Dozens of protestors converged on the Sandra Day O'Connor federal courthouse today to monitor the opening proceedings of the ACLU's racial-profiling lawsuit against Sheriff Joe Arpaio and his office.
Melendres v. Arpaio, filed about four years ago, is a class-action lawsuit that includes plaintiffs alleging civil-rights violations committed by the Maricopa County Sheriff's Office.
"We do want to see that this justice system finds [Arpaio] guilty of abusing his powers as sheriff of Maricopa County," Promise Arizona executive director Petra Falcon says.
Falcon doesn't believe that Arpaio is untouchable.
She cited the disbarment of former Maricopa County Attorney Andrew Thomas and the recall of former state Senate President Russell Pearce as proof that public officials who abuse their power can be removed one way or another.
"That's why we're here," Falcon says. "I do think that justice will be served."
Members of the human-rights group Puente Arizona brought two undocumented members of their group out to the forefront of their demonstration. They proudly revealed their names for all media in attendance.
"I've been living in fear for a couple of years now with Arpaio's raids," Puente member Natally Cruz says. "My family has suffered from it. I think it's enough. You're not going to scare us anymore. We're tired of it, and we're undocumented and unafraid."
Less than a handful of pro-Arpaio protestors -- three from what we saw -- came out to support their beloved sheriff for a short time.

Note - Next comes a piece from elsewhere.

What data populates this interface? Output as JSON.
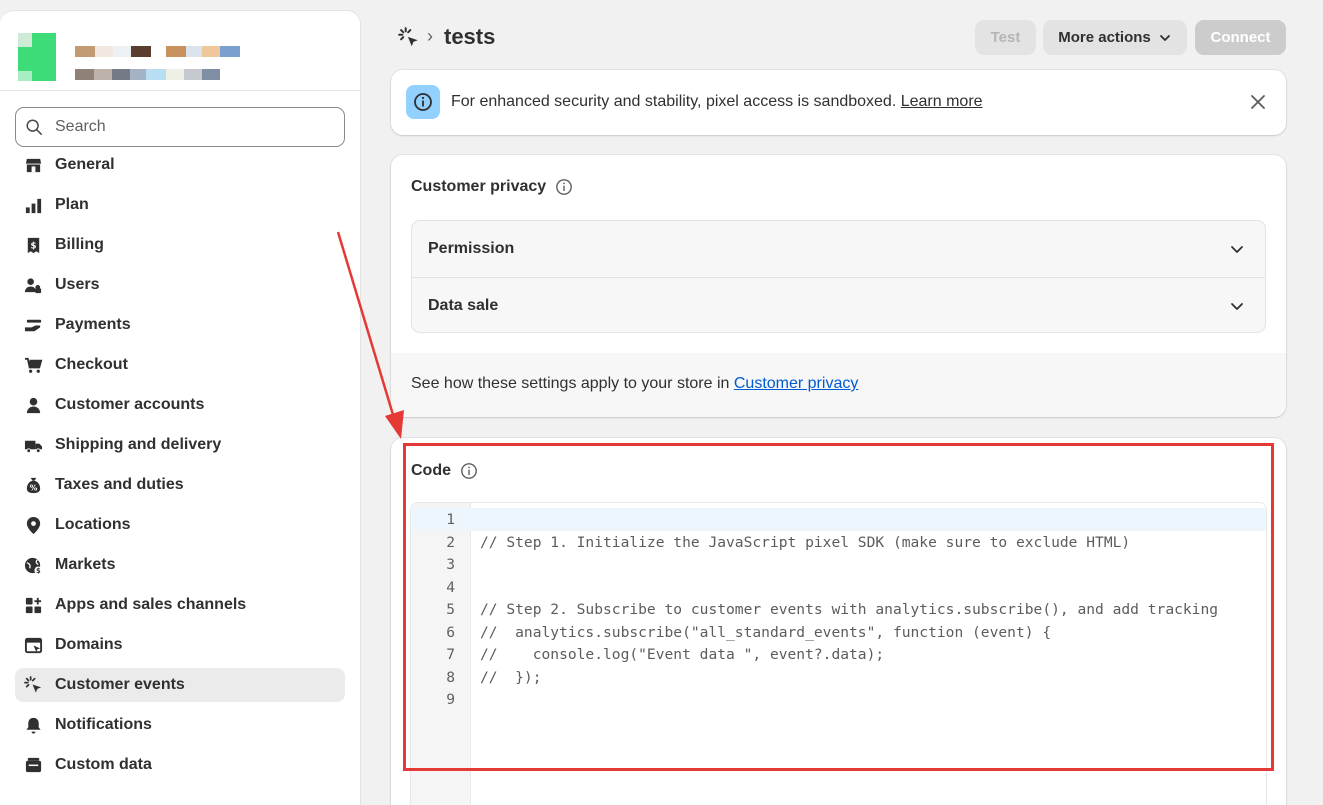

One pro-Arpaio protestor -- hoisting a stopthebias.org picket sign -- declined to speak with New Times.
There was a brief exchange of words between a couple of members of Puente and two of the three Arpaio protestors who showed up, but it quickly died down as the two Arpaio apologists left the area.
Puente Arizona and Promise for Arizona will be back in full-force on Tuesday, when Arpaio is set to take the witness stand.
Keep Phoenix New Times Free... Since we started Phoenix New Times, it has been defined as the free, independent voice of Phoenix, and we would like to keep it that way. Offering our readers free access to incisive coverage of local news, food and culture. Producing stories on everything from political scandals to the hottest new bands, with gutsy reporting, stylish writing, and staffers who've won everything from the Society of Professional Journalists' Sigma Delta Chi feature-writing award to the Casey Medal for Meritorious Journalism. But with local journalism's existence under siege and advertising revenue setbacks having a larger impact, it is important now more than ever for us to rally support behind funding our local journalism. You can help by participating in our "I Support" membership program, allowing us to keep covering Phoenix with no paywalls.